Guzman has become particularly adept at using tunnels and secret passageways to evade authorities – and to run his estimated $1-billion drug cartel.
“Guzman has always utilized tunnels, primarily to funnel tons of drugs into the U.S. consumer market,” Vigil said. His Sinaloa cartel, Mexico’s largest and most lucrative trafficker of heroin, cocaine and marijuana, is believed to control a network of hundreds of miles of tunnels and drainage systems along the U.S.-Mexico border.
Last year, as officials closed in on Guzman, he slipped down a hydraulic-powered escape hatch in the bottom of a bathtub and fled through the vast sewer and drainage system underneath the city of Culiacan. He was on the lam for several more weeks before the Mexican marines captured him in Mazatlan.
“I’m sure that he had already surveyed the drainage system in the event that he had to make an escape,” Vigil said. “Chapo Guzman does not leave anything to chance.”
For more than two decades, federal authorities have been uncovering tunnels that have driven the transnational drug trade near the U.S. border. More than 150 such tunnels have been discovered along the United States’ southwestern border since the early 1990s, according to U.S. officials.
Since 2006, more than 80 sophisticated tunnels have been uncovered, including about 25 near San Diego.
One of the first tunnels was discovered in 1990 and was relatively small but sophisticated: a 270-foot passageway that began under a pool table in a Mexican luxury home and terminated near a border crossing in Douglas, Ariz.
A hidden switch in the home, owned by Mexican businessman Rafael Francisco Camarena, activated a hydraulic system that hoisted the pool table and a concrete slab high into the air, revealing a narrow shaft that extended 30 feet below the ground. The 5-foot-tall tunnel featured concrete reinforcement, side rooms, electrical outlets, lights and a pump to keep it free of water. It was lined with compartments that could store up to 5 tons of cocaine, and a trolley was used to move the drugs along the passage.
At the time, the tunnel was estimated to have cost $1.5 million.
In 2010, two underground passages were found within a block of each other in a San Diego warehouse district, leading authorities to seize a total of 45 tons of marijuana. The second passageway was lined with tongue-and-groove wooden boards that provided a level surface for a cart-and-rail system; its other end was in the kitchen of a Tijuana home.
In 2011, U.S. officials discovered a 600-yard tunnel, with an elevator, wooden flooring and an electric cart-and-rail system, terminating in a produce warehouse just north of the border in San Diego.

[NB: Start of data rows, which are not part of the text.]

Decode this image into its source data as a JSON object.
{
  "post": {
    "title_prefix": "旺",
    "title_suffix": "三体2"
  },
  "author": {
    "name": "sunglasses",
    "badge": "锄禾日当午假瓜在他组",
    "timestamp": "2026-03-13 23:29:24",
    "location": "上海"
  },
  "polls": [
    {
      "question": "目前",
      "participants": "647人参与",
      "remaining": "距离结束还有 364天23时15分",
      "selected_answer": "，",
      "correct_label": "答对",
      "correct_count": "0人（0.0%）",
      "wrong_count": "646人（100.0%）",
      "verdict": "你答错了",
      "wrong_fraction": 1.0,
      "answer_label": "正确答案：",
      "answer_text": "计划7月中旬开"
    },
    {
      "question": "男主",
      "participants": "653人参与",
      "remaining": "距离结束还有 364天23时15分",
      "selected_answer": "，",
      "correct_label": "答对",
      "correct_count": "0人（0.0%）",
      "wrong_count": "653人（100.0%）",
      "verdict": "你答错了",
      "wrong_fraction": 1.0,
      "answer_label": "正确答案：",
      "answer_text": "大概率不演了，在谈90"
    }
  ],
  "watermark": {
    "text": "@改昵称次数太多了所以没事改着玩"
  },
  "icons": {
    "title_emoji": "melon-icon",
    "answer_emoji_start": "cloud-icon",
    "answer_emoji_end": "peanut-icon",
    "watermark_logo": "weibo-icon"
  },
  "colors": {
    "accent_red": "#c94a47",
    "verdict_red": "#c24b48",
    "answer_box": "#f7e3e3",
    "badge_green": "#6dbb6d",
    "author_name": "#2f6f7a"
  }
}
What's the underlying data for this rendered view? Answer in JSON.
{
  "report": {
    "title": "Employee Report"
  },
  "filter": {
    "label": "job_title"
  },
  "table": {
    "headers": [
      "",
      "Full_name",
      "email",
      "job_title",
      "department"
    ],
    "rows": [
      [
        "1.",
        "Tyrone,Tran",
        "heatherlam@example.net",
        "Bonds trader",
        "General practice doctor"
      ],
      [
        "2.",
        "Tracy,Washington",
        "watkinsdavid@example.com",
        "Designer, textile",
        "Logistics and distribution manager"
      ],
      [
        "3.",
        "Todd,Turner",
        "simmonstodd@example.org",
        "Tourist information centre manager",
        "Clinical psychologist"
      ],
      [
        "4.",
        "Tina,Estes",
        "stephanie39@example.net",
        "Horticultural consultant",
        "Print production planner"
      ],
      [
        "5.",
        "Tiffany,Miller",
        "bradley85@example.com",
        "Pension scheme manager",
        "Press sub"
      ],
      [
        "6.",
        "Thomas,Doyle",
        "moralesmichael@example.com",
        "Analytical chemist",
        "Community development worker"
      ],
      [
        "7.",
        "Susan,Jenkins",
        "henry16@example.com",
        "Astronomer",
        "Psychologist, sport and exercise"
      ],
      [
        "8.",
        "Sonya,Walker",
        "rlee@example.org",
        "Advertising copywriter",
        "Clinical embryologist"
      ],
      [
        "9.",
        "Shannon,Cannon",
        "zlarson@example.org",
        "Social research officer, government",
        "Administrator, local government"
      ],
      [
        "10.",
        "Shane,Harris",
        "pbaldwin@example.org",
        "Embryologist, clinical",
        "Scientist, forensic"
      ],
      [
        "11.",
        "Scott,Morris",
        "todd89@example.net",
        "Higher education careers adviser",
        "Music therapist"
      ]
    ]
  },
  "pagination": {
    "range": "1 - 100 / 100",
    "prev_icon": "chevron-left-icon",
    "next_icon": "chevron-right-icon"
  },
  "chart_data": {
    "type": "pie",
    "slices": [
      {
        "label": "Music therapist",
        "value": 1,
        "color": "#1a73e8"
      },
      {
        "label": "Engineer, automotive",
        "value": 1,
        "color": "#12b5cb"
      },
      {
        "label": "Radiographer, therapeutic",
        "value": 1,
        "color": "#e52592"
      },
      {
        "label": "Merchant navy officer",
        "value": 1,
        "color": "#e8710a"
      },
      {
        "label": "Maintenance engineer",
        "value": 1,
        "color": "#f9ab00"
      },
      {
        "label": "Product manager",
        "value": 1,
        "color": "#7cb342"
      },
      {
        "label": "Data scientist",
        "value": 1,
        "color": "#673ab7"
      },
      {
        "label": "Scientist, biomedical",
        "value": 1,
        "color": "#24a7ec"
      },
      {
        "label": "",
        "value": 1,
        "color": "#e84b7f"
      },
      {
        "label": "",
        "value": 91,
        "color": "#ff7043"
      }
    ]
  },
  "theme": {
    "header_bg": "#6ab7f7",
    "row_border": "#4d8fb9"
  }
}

They seized 32 tons of marijuana, one of the largest drug busts in U.S. history.
On the Mexican side, the tunnel opening was hidden in a building on the edge of the runway at the Tijuana International Airport, and the passageway ran directly under the runway where planes regularly took off.
Jose Sanchez-Villalobos, one of the top members of the Sinaloa cartel, was linked to that tunnel in 2012, in addition to a 2,200-foot tunnel discovered in 2010.
Last year, Glennys Rodriguez, a 73-year-old Chula Vista, Calif., woman, was arrested on suspicion of overseeing the construction of a 600-yard tunnel that ended in an industrial park in San Diego’s Otay Mesa area. It was secured with wooden trusses and equipped with lighting and a crude rail system, as well as a pulley system to help hoist packages from 70 feet below ground.
Later that week, authorities in Mexico discovered a second tunnel just around the corner from the first. It was larger and more sophisticated, with ventilation and a multi-tiered electrical rail system.
And this year, U.S. Border Patrol agents discovered a trafficking tunnel west of the San Ysidro border crossing after a sinkhole gave away its location. The tunnel, which was unfinished, started in Tijuana but never opened onto American soil.
Times staff writers Joseph Serna, Richard Marosi and Tracy Wilkinson contributed to this report.
For more breaking news, follow me @cmaiduc.
Start your day right
Sign up for Essential California for news, features and recommendations from the L.A. Times and beyond in your inbox six days a week.
You may occasionally receive promotional content from the Los Angeles Times.